Robert D. Lee
During the past couple of years, a number of banks and technology service providers have implemented multifactor authentication products for Internet-based financial services. For example, E-bank, a large thrift, piloted a one-time password token program for its commercial customers during 2004 and has now made the tokens available to all its Internet banking customers. Bank of America recently implemented new software-based authentication technologies that provide its 13 million Internet banking customers with another authentication factor.11 Multifactor authentication represents an effective strategy for protecting customers' funds and sensitive information, in addition to promoting confidence in Internet-based financial services.
Consumer education also is an effective deterrent to Internet theft and fraud. Many financial institutions disseminate brochures offering tips about avoiding scams and suggesting steps customers should take if they believe they have become victims. Consumers also are urged to use regularly updated antivirus software, firewalls, anti-spyware, and other tools to avoid having their personal information compromised.
2 The common phishing scenario is sending a fake e-mail (e-mail spoofing) purporting to come from a legitimate source and requesting information (such as a bank account number and password) or directing the victim to a fake Internet site where this information can be captured.
3 Federal Deposit Insurance Corporation, Putting an End to Account-Hijacking Identity Theft (December 14, 2004). A supplement to the study was released in June 2005. For purposes of this article, the results of the study and the supplement will be discussed as the results of the "study."
5 The process of identifying an individual traditionally based on a username and password. In security systems, authentication is distinct from authorization, the process of giving individuals access to system objects based on their identity. Authentication merely ensures the individual is who he or she claims to be, but says nothing about the individual's access rights.
6 Tokens are small portable devices attached to a key ring carried by bank customers. One-time-password (OTP) tokens contain a small screen displaying several numbers. The token generates a random number every minute or so, which the customer enters into the online banking application. The financial institution receives the entered number and compares it with its records. A correctly entered number authenticates the customer and allows access. USB (universal serial bus) tokens, which can be plugged into the USB port of a bank customer's computer, contain unique identifying information that authenticates the customer.
7 The Council is a formal interagency body empowered to prescribe uniform principles, standards, and report forms for the Federal examination of financial institutions by the Board of Governors of the Federal Reserve System (FRB), the FDIC, the National Credit Union Administration (NCUA), the Office of the Comptroller of the Currency (OCC), and the Office of Thrift Supervision (OTS) and to make recommendations to promote uniformity in the supervision of financial institutions.
8 See FIL-103-2005 : Financial Institution Letter "Authentication in an Internet Banking Environment" (October 12, 2005).
9 Layered security refers to the layers of risk, from low to high, as well as the layers of authentication implemented, from weak to strong. Layers of authentication processes are matched with corresponding layers of risk.

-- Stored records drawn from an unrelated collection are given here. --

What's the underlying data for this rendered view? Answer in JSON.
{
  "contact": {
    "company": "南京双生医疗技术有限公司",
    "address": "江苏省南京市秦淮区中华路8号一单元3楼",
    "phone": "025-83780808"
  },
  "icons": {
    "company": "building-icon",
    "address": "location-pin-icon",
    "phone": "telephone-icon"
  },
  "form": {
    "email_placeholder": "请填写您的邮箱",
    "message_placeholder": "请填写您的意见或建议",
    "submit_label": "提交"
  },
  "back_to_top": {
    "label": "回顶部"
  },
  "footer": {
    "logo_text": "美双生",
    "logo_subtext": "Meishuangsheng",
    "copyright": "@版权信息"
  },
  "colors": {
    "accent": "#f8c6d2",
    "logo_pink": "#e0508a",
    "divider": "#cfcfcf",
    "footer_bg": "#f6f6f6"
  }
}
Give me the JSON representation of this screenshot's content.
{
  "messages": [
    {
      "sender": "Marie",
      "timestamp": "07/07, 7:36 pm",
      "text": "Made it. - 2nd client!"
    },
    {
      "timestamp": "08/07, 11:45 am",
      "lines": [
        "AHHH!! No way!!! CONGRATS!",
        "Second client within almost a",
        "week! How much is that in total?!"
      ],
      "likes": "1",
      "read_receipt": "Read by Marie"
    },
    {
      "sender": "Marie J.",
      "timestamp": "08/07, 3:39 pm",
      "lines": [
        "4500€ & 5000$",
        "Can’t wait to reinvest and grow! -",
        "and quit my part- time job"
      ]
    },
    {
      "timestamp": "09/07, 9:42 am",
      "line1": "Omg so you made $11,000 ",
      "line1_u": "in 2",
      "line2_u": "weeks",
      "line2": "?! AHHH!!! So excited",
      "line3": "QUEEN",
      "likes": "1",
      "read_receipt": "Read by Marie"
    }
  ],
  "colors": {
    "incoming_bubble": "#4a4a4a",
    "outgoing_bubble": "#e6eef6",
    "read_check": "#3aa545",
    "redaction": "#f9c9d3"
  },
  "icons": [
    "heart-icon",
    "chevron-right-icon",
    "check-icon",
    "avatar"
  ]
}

10 See "Industry Initiatives" at the end of this article for examples of industry initiatives targeted at deterring Internet theft and fraud, including the implementation of multifactor authentication procedures.
|Last Updated 12/06/2005||SupervisoryJournal@fdic.gov|